### Exercise input
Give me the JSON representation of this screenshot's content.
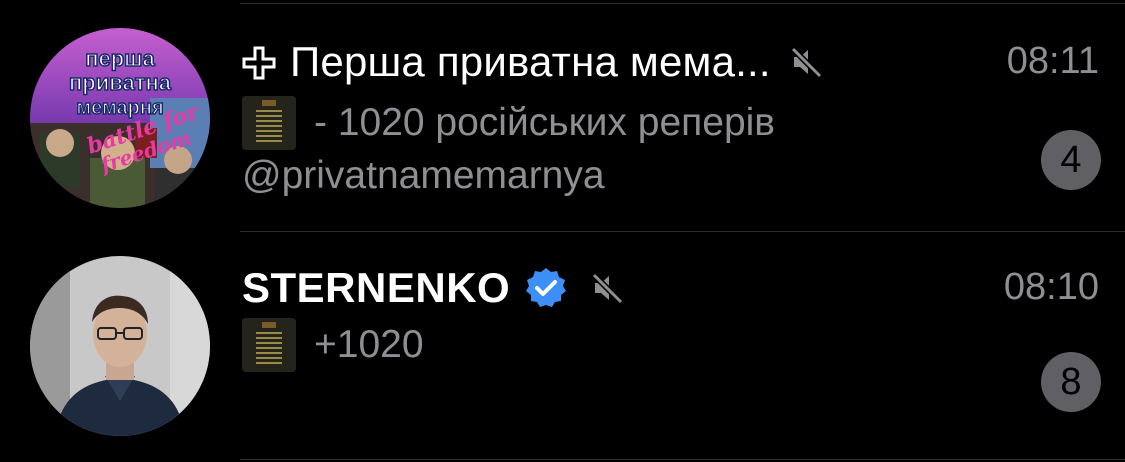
{
  "chats": [
    {
      "title": "Перша приватна мема...",
      "time": "08:11",
      "message": "- 1020 російських реперів",
      "message_line2": "@privatnamemarnya",
      "unread": "4",
      "avatar_text": [
        "перша",
        "приватна",
        "мемарня",
        "battle for",
        "freedom"
      ],
      "icons": [
        "cross-icon",
        "muted-icon",
        "media-thumbnail"
      ]
    },
    {
      "title": "STERNENKO",
      "time": "08:10",
      "message": "+1020",
      "unread": "8",
      "icons": [
        "verified-icon",
        "muted-icon",
        "media-thumbnail"
      ]
    }
  ],
  "colors": {
    "background": "#000000",
    "secondary_text": "#8e8e93",
    "verified_badge": "#3d8ff5",
    "unread_badge": "#5f5f64",
    "divider": "#2c2c2e"
  }
}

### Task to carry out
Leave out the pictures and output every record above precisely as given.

### Your response
Give me the JSON representation of this screenshot's content.
{
  "chats": [
    {
      "title": "Перша приватна мема...",
      "time": "08:11",
      "message": "- 1020 російських реперів",
      "message_line2": "@privatnamemarnya",
      "unread": "4",
      "avatar_text": [
        "перша",
        "приватна",
        "мемарня",
        "battle for",
        "freedom"
      ],
      "icons": [
        "cross-icon",
        "muted-icon",
        "media-thumbnail"
      ]
    },
    {
      "title": "STERNENKO",
      "time": "08:10",
      "message": "+1020",
      "unread": "8",
      "icons": [
        "verified-icon",
        "muted-icon",
        "media-thumbnail"
      ]
    }
  ],
  "colors": {
    "background": "#000000",
    "secondary_text": "#8e8e93",
    "verified_badge": "#3d8ff5",
    "unread_badge": "#5f5f64",
    "divider": "#2c2c2e"
  }
}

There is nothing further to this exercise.